╭──
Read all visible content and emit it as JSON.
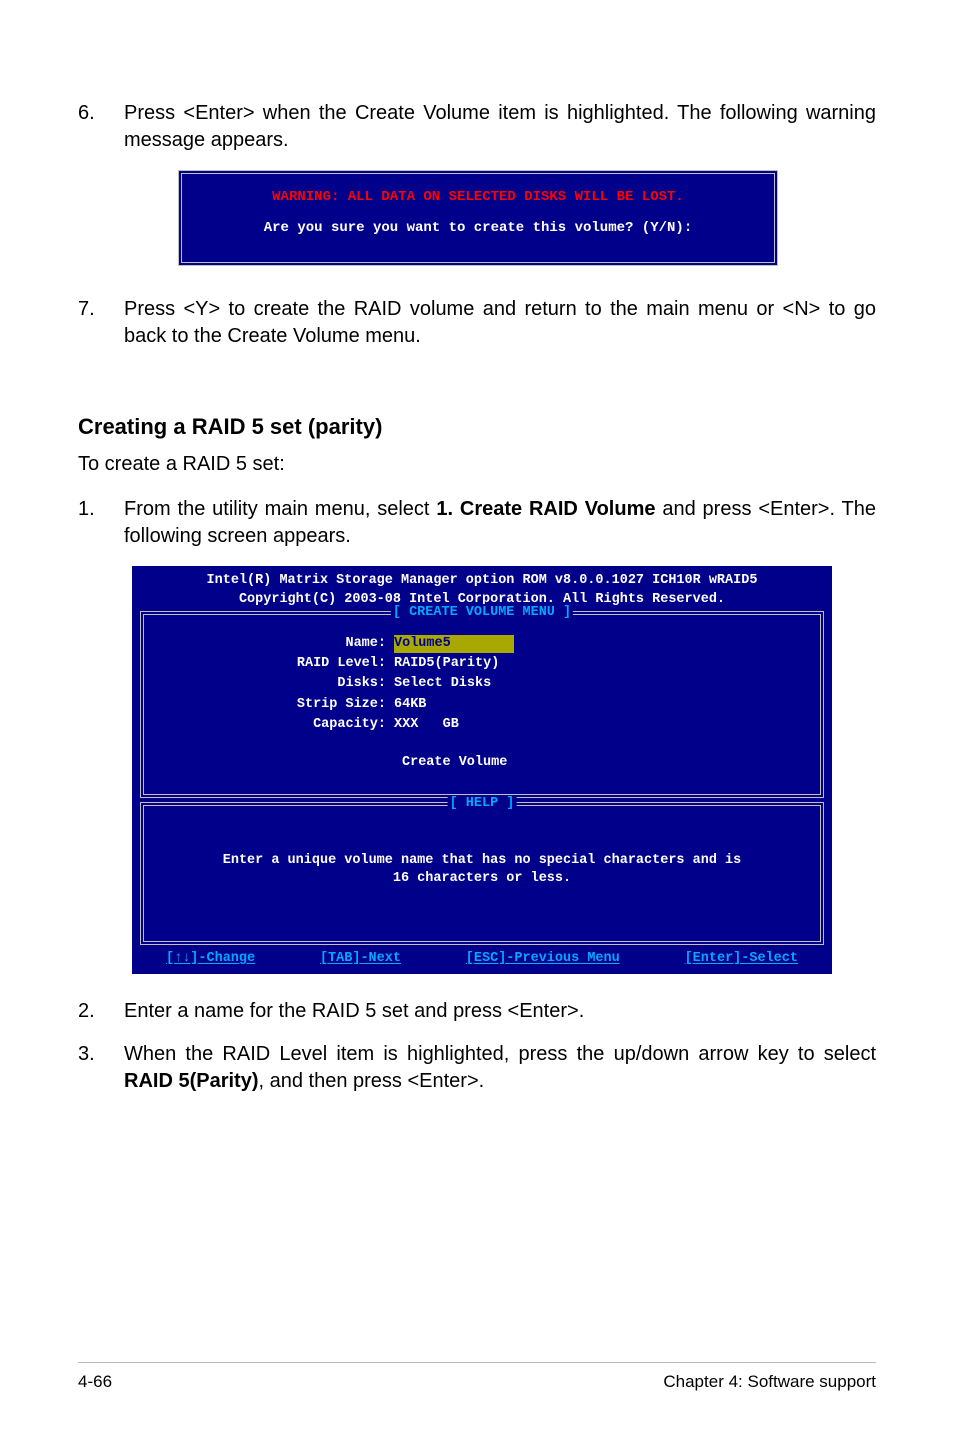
{
  "step6": {
    "num": "6.",
    "text": "Press <Enter> when the Create Volume item is highlighted. The following warning message appears."
  },
  "warning_box": {
    "line1": "WARNING: ALL DATA ON SELECTED DISKS WILL BE LOST.",
    "line2": "Are you sure you want to create this volume? (Y/N):"
  },
  "step7": {
    "num": "7.",
    "text": "Press <Y> to create the RAID volume and return to the main menu or <N> to go back to the Create Volume menu."
  },
  "heading": "Creating a RAID 5 set (parity)",
  "subpara": "To create a RAID 5 set:",
  "step1": {
    "num": "1.",
    "pre": "From the utility main menu, select ",
    "bold": "1. Create RAID Volume",
    "post": " and press <Enter>. The following screen appears."
  },
  "rom": {
    "head1": "Intel(R) Matrix Storage Manager option ROM v8.0.0.1027 ICH10R wRAID5",
    "head2": "Copyright(C) 2003-08 Intel Corporation. All Rights Reserved.",
    "create_title": "[ CREATE VOLUME MENU ]",
    "fields": {
      "name_label": "Name:",
      "name_value": "Volume5",
      "raidlevel_label": "RAID Level:",
      "raidlevel_value": "RAID5(Parity)",
      "disks_label": "Disks:",
      "disks_value": "Select Disks",
      "stripsize_label": "Strip Size:",
      "stripsize_value": "64KB",
      "capacity_label": "Capacity:",
      "capacity_value": "XXX   GB"
    },
    "create_volume": "Create Volume",
    "help_title": "[ HELP ]",
    "help_text": "Enter a unique volume name that has no special characters and is\n16 characters or less.",
    "footer": {
      "change": "[↑↓]-Change",
      "next": "[TAB]-Next",
      "prev": "[ESC]-Previous Menu",
      "select": "[Enter]-Select"
    }
  },
  "step2": {
    "num": "2.",
    "text": "Enter a name for the RAID 5 set and press <Enter>."
  },
  "step3": {
    "num": "3.",
    "pre": "When the RAID Level item is highlighted, press the up/down arrow key to select ",
    "bold": "RAID 5(Parity)",
    "post": ", and then press <Enter>."
  },
  "footer": {
    "left": "4-66",
    "right": "Chapter 4: Software support"
  }
}
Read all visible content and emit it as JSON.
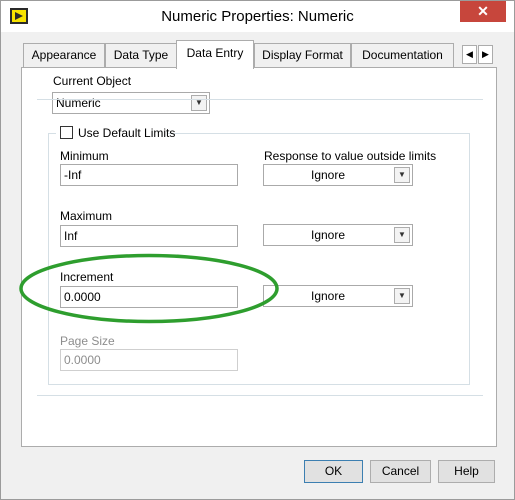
{
  "window": {
    "title": "Numeric Properties: Numeric",
    "close_glyph": "✕"
  },
  "tabs": [
    {
      "label": "Appearance",
      "active": false
    },
    {
      "label": "Data Type",
      "active": false
    },
    {
      "label": "Data Entry",
      "active": true
    },
    {
      "label": "Display Format",
      "active": false
    },
    {
      "label": "Documentation",
      "active": false
    }
  ],
  "tab_scroll": {
    "left_glyph": "◀",
    "right_glyph": "▶"
  },
  "current_object": {
    "label": "Current Object",
    "value": "Numeric"
  },
  "limits": {
    "use_default_label": "Use Default Limits",
    "use_default_checked": false,
    "response_label": "Response to value outside limits",
    "minimum": {
      "label": "Minimum",
      "value": "-Inf",
      "response": "Ignore"
    },
    "maximum": {
      "label": "Maximum",
      "value": "Inf",
      "response": "Ignore"
    },
    "increment": {
      "label": "Increment",
      "value": "0.0000",
      "response": "Ignore"
    },
    "page_size": {
      "label": "Page Size",
      "value": "0.0000"
    }
  },
  "buttons": {
    "ok": "OK",
    "cancel": "Cancel",
    "help": "Help"
  },
  "annotation": {
    "color": "#2e9e2e"
  }
}
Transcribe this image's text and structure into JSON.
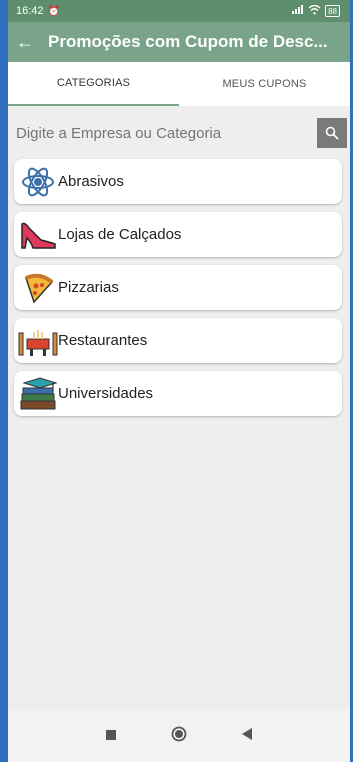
{
  "status": {
    "time": "16:42",
    "battery": "88"
  },
  "appbar": {
    "title": "Promoções com Cupom de Desc..."
  },
  "tabs": [
    {
      "label": "CATEGORIAS"
    },
    {
      "label": "MEUS CUPONS"
    }
  ],
  "search": {
    "placeholder": "Digite a Empresa ou Categoria"
  },
  "categories": [
    {
      "label": "Abrasivos",
      "icon": "atom-icon"
    },
    {
      "label": "Lojas de Calçados",
      "icon": "high-heel-icon"
    },
    {
      "label": "Pizzarias",
      "icon": "pizza-icon"
    },
    {
      "label": "Restaurantes",
      "icon": "restaurant-table-icon"
    },
    {
      "label": "Universidades",
      "icon": "graduation-books-icon"
    }
  ],
  "colors": {
    "appbar": "#7aa48a",
    "statusbar": "#5e8e6e",
    "frame": "#2f6fbf"
  }
}
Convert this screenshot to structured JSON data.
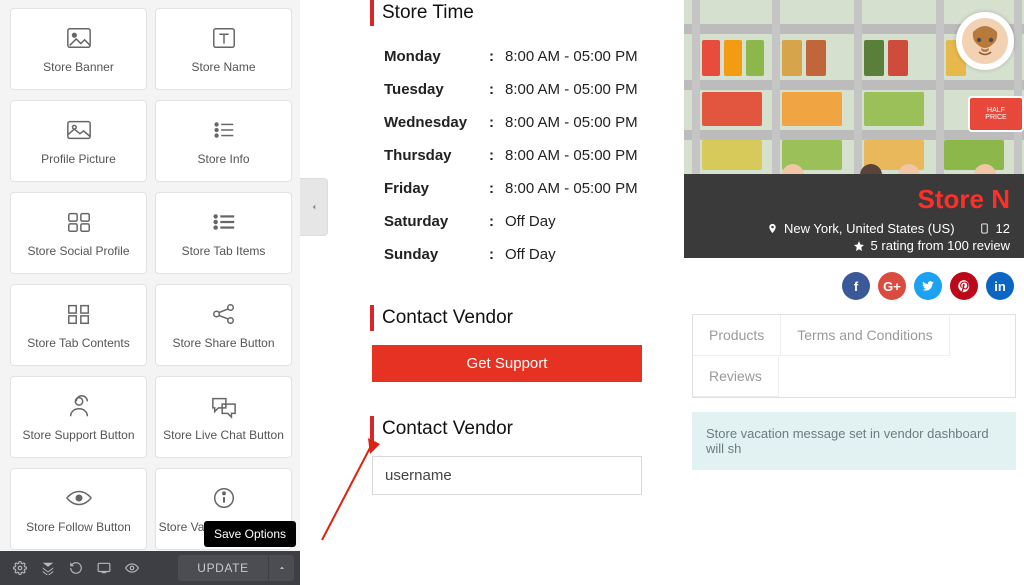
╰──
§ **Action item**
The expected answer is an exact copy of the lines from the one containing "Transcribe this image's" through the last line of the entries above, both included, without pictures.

§ **Your solution**
Transcribe this image's text and structure into JSON.
{
  "status": {
    "time": "16:42",
    "battery": "88"
  },
  "appbar": {
    "title": "Promoções com Cupom de Desc..."
  },
  "tabs": [
    {
      "label": "CATEGORIAS"
    },
    {
      "label": "MEUS CUPONS"
    }
  ],
  "search": {
    "placeholder": "Digite a Empresa ou Categoria"
  },
  "categories": [
    {
      "label": "Abrasivos",
      "icon": "atom-icon"
    },
    {
      "label": "Lojas de Calçados",
      "icon": "high-heel-icon"
    },
    {
      "label": "Pizzarias",
      "icon": "pizza-icon"
    },
    {
      "label": "Restaurantes",
      "icon": "restaurant-table-icon"
    },
    {
      "label": "Universidades",
      "icon": "graduation-books-icon"
    }
  ],
  "colors": {
    "appbar": "#7aa48a",
    "statusbar": "#5e8e6e",
    "frame": "#2f6fbf"
  }
}
Convert this screenshot to structured JSON data.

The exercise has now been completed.